→ **Task description**: Exactly as written, output each of the entries below.

═══ Supplied data

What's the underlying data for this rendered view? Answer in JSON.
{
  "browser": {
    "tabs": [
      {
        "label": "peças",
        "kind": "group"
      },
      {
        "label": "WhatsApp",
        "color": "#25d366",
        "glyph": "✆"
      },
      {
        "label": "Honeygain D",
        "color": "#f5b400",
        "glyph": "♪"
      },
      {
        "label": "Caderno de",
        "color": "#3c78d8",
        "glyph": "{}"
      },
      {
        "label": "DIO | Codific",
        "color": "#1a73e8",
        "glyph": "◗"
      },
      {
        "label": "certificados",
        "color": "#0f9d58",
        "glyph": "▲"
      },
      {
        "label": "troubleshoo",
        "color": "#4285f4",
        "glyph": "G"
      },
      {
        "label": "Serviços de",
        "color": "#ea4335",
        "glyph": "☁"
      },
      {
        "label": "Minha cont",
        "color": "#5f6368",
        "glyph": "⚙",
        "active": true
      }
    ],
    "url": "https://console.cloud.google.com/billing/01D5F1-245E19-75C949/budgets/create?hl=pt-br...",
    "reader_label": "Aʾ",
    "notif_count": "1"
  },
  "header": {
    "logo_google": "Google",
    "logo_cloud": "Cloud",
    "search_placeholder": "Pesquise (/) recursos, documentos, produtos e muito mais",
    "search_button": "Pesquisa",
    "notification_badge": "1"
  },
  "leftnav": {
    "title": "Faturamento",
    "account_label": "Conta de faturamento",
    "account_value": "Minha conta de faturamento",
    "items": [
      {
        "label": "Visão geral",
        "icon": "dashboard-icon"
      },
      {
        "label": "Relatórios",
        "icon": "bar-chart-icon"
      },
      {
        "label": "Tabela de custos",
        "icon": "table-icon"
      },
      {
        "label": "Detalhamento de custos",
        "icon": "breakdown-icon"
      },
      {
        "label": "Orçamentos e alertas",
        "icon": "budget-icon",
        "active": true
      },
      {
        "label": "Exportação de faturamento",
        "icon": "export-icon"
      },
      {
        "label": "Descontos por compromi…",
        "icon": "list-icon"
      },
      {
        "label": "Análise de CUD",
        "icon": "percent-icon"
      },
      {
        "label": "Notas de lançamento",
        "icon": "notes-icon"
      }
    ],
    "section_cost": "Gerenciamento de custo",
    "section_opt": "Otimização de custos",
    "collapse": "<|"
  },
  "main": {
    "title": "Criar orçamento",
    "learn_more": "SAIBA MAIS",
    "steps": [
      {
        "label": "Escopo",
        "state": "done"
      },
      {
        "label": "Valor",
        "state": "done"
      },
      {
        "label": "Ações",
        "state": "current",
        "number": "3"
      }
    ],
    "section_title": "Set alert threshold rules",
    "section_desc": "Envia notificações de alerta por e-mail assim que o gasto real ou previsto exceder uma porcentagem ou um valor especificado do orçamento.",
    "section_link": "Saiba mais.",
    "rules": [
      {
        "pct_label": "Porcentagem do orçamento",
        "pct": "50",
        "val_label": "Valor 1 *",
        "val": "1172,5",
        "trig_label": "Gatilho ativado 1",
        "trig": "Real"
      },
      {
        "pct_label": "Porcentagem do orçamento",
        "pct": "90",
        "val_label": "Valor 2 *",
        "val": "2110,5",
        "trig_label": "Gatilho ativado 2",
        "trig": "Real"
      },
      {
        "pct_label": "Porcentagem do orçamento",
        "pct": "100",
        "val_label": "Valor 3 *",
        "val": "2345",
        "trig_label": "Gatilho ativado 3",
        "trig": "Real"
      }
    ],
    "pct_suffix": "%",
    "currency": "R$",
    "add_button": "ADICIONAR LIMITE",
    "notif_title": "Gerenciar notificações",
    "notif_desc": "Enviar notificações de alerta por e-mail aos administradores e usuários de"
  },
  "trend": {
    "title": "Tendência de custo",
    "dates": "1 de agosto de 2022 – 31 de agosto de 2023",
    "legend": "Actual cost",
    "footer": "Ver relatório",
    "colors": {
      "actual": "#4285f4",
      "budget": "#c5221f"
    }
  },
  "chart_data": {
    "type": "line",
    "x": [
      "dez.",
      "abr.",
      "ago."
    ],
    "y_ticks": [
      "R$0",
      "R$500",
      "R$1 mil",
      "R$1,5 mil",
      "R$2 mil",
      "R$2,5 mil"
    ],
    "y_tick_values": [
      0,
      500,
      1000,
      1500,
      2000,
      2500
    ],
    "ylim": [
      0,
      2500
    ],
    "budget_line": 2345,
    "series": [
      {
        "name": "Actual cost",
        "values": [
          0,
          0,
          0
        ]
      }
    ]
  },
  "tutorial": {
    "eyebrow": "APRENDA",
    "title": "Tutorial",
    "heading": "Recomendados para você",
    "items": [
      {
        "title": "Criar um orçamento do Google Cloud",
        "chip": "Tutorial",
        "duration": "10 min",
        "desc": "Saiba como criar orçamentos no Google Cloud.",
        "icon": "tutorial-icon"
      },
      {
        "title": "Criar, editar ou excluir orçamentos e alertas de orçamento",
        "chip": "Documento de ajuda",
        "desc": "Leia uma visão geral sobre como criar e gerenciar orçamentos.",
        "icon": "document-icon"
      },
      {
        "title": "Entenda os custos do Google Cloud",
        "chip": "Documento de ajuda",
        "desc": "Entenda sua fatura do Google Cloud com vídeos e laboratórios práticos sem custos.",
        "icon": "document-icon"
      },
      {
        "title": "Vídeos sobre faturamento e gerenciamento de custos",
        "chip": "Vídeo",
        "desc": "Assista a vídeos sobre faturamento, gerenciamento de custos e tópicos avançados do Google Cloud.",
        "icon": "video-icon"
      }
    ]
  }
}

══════

→ **Your solution**:
What's the underlying data for this rendered view? Answer in JSON.
{
  "browser": {
    "tabs": [
      {
        "label": "peças",
        "kind": "group"
      },
      {
        "label": "WhatsApp",
        "color": "#25d366",
        "glyph": "✆"
      },
      {
        "label": "Honeygain D",
        "color": "#f5b400",
        "glyph": "♪"
      },
      {
        "label": "Caderno de",
        "color": "#3c78d8",
        "glyph": "{}"
      },
      {
        "label": "DIO | Codific",
        "color": "#1a73e8",
        "glyph": "◗"
      },
      {
        "label": "certificados",
        "color": "#0f9d58",
        "glyph": "▲"
      },
      {
        "label": "troubleshoo",
        "color": "#4285f4",
        "glyph": "G"
      },
      {
        "label": "Serviços de",
        "color": "#ea4335",
        "glyph": "☁"
      },
      {
        "label": "Minha cont",
        "color": "#5f6368",
        "glyph": "⚙",
        "active": true
      }
    ],
    "url": "https://console.cloud.google.com/billing/01D5F1-245E19-75C949/budgets/create?hl=pt-br...",
    "reader_label": "Aʾ",
    "notif_count": "1"
  },
  "header": {
    "logo_google": "Google",
    "logo_cloud": "Cloud",
    "search_placeholder": "Pesquise (/) recursos, documentos, produtos e muito mais",
    "search_button": "Pesquisa",
    "notification_badge": "1"
  },
  "leftnav": {
    "title": "Faturamento",
    "account_label": "Conta de faturamento",
    "account_value": "Minha conta de faturamento",
    "items": [
      {
        "label": "Visão geral",
        "icon": "dashboard-icon"
      },
      {
        "label": "Relatórios",
        "icon": "bar-chart-icon"
      },
      {
        "label": "Tabela de custos",
        "icon": "table-icon"
      },
      {
        "label": "Detalhamento de custos",
        "icon": "breakdown-icon"
      },
      {
        "label": "Orçamentos e alertas",
        "icon": "budget-icon",
        "active": true
      },
      {
        "label": "Exportação de faturamento",
        "icon": "export-icon"
      },
      {
        "label": "Descontos por compromi…",
        "icon": "list-icon"
      },
      {
        "label": "Análise de CUD",
        "icon": "percent-icon"
      },
      {
        "label": "Notas de lançamento",
        "icon": "notes-icon"
      }
    ],
    "section_cost": "Gerenciamento de custo",
    "section_opt": "Otimização de custos",
    "collapse": "<|"
  },
  "main": {
    "title": "Criar orçamento",
    "learn_more": "SAIBA MAIS",
    "steps": [
      {
        "label": "Escopo",
        "state": "done"
      },
      {
        "label": "Valor",
        "state": "done"
      },
      {
        "label": "Ações",
        "state": "current",
        "number": "3"
      }
    ],
    "section_title": "Set alert threshold rules",
    "section_desc": "Envia notificações de alerta por e-mail assim que o gasto real ou previsto exceder uma porcentagem ou um valor especificado do orçamento.",
    "section_link": "Saiba mais.",
    "rules": [
      {
        "pct_label": "Porcentagem do orçamento",
        "pct": "50",
        "val_label": "Valor 1 *",
        "val": "1172,5",
        "trig_label": "Gatilho ativado 1",
        "trig": "Real"
      },
      {
        "pct_label": "Porcentagem do orçamento",
        "pct": "90",
        "val_label": "Valor 2 *",
        "val": "2110,5",
        "trig_label": "Gatilho ativado 2",
        "trig": "Real"
      },
      {
        "pct_label": "Porcentagem do orçamento",
        "pct": "100",
        "val_label": "Valor 3 *",
        "val": "2345",
        "trig_label": "Gatilho ativado 3",
        "trig": "Real"
      }
    ],
    "pct_suffix": "%",
    "currency": "R$",
    "add_button": "ADICIONAR LIMITE",
    "notif_title": "Gerenciar notificações",
    "notif_desc": "Enviar notificações de alerta por e-mail aos administradores e usuários de"
  },
  "trend": {
    "title": "Tendência de custo",
    "dates": "1 de agosto de 2022 – 31 de agosto de 2023",
    "legend": "Actual cost",
    "footer": "Ver relatório",
    "colors": {
      "actual": "#4285f4",
      "budget": "#c5221f"
    }
  },
  "chart_data": {
    "type": "line",
    "x": [
      "dez.",
      "abr.",
      "ago."
    ],
    "y_ticks": [
      "R$0",
      "R$500",
      "R$1 mil",
      "R$1,5 mil",
      "R$2 mil",
      "R$2,5 mil"
    ],
    "y_tick_values": [
      0,
      500,
      1000,
      1500,
      2000,
      2500
    ],
    "ylim": [
      0,
      2500
    ],
    "budget_line": 2345,
    "series": [
      {
        "name": "Actual cost",
        "values": [
          0,
          0,
          0
        ]
      }
    ]
  },
  "tutorial": {
    "eyebrow": "APRENDA",
    "title": "Tutorial",
    "heading": "Recomendados para você",
    "items": [
      {
        "title": "Criar um orçamento do Google Cloud",
        "chip": "Tutorial",
        "duration": "10 min",
        "desc": "Saiba como criar orçamentos no Google Cloud.",
        "icon": "tutorial-icon"
      },
      {
        "title": "Criar, editar ou excluir orçamentos e alertas de orçamento",
        "chip": "Documento de ajuda",
        "desc": "Leia uma visão geral sobre como criar e gerenciar orçamentos.",
        "icon": "document-icon"
      },
      {
        "title": "Entenda os custos do Google Cloud",
        "chip": "Documento de ajuda",
        "desc": "Entenda sua fatura do Google Cloud com vídeos e laboratórios práticos sem custos.",
        "icon": "document-icon"
      },
      {
        "title": "Vídeos sobre faturamento e gerenciamento de custos",
        "chip": "Vídeo",
        "desc": "Assista a vídeos sobre faturamento, gerenciamento de custos e tópicos avançados do Google Cloud.",
        "icon": "video-icon"
      }
    ]
  }
}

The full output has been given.